----- SUPPLIED MATERIAL
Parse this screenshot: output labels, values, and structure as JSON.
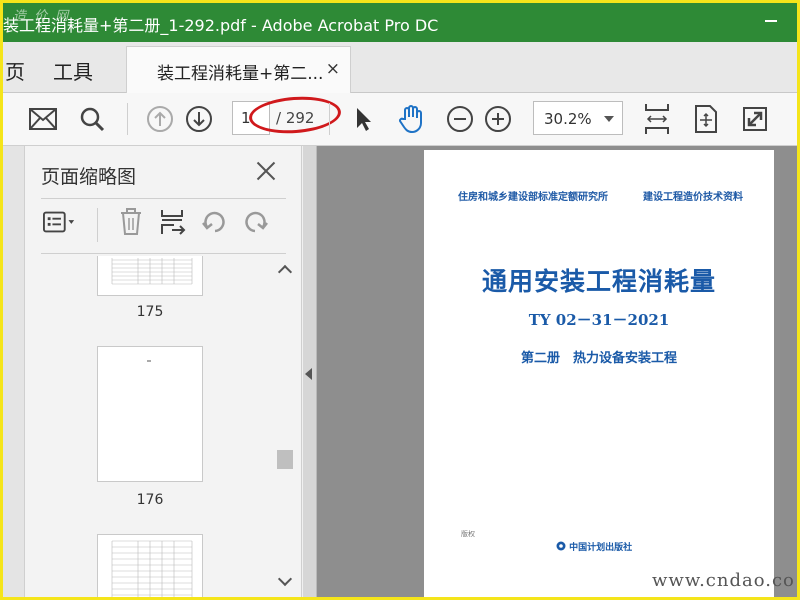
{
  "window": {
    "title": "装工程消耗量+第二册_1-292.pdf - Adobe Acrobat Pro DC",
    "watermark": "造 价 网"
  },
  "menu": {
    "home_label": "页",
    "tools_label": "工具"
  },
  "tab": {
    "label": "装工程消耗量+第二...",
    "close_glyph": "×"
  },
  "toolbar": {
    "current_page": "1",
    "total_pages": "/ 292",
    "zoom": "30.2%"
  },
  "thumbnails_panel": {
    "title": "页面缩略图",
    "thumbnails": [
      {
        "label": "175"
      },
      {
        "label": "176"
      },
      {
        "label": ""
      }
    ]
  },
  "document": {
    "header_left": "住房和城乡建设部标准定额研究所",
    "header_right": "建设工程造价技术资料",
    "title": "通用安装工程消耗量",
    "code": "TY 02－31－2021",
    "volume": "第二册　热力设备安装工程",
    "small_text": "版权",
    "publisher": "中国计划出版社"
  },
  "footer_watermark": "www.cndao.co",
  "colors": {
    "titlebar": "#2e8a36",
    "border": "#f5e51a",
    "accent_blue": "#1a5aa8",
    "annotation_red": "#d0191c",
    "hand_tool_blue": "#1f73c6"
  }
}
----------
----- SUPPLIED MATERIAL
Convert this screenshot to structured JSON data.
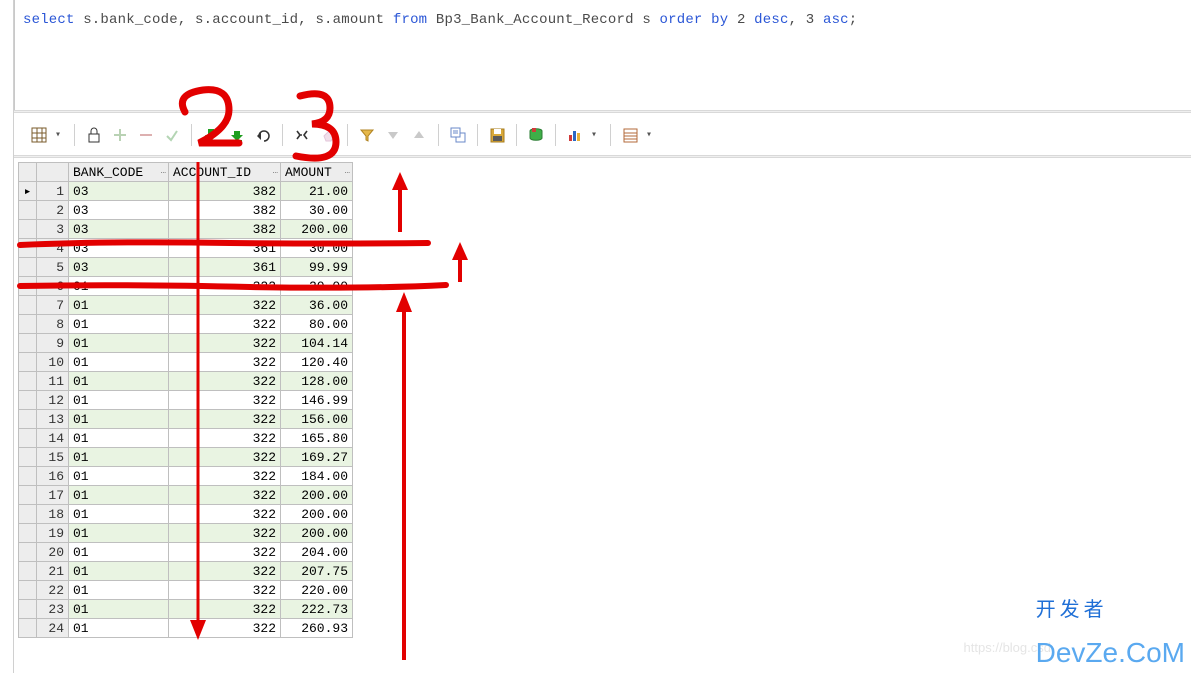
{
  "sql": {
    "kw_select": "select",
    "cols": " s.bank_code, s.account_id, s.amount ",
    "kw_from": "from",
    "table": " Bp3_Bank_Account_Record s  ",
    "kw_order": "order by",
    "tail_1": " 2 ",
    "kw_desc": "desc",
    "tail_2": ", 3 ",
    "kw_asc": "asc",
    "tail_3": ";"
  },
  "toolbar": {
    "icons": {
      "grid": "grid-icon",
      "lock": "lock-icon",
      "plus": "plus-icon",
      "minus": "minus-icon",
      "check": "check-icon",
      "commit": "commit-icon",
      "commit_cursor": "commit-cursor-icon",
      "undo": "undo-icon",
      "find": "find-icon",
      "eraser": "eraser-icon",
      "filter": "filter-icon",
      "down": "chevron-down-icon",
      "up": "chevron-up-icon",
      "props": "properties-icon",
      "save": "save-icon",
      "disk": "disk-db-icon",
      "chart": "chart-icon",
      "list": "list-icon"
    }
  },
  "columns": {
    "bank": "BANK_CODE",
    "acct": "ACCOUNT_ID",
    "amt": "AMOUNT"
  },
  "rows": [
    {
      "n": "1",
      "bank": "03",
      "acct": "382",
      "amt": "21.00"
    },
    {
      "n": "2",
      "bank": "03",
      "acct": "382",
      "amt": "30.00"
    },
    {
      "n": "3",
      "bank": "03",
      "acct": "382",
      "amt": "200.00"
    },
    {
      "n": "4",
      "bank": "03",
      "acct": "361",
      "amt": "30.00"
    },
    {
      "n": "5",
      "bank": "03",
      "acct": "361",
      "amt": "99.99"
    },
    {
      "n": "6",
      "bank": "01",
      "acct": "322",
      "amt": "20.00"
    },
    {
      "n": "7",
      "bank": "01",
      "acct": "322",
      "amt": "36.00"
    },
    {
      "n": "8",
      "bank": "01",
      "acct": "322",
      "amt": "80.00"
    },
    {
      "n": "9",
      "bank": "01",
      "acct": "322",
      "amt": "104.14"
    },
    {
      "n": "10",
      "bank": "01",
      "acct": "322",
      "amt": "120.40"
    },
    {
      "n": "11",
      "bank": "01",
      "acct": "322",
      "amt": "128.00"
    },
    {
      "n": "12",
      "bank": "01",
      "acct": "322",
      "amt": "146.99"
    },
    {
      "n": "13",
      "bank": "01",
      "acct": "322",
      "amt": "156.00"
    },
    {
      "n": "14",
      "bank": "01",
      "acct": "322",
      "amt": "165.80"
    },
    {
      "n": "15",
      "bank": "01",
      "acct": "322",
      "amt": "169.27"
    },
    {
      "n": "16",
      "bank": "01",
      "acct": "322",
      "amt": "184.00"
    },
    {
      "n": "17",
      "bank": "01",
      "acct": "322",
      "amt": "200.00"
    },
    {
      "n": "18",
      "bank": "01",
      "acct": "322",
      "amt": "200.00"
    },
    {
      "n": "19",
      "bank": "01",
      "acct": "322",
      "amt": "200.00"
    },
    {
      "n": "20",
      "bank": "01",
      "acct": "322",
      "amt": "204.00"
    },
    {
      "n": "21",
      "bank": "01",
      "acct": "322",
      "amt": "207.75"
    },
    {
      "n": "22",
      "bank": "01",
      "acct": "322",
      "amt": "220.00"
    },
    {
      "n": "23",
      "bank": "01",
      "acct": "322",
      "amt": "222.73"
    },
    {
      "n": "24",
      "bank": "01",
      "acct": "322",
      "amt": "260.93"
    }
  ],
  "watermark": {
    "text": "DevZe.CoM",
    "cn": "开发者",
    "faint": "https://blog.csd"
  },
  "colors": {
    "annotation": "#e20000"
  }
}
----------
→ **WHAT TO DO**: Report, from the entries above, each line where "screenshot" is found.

→ **OUTPUT OF THE EXERCISE**:
Parse this screenshot: output labels, values, and structure as JSON.
Convert this screenshot to structured JSON data.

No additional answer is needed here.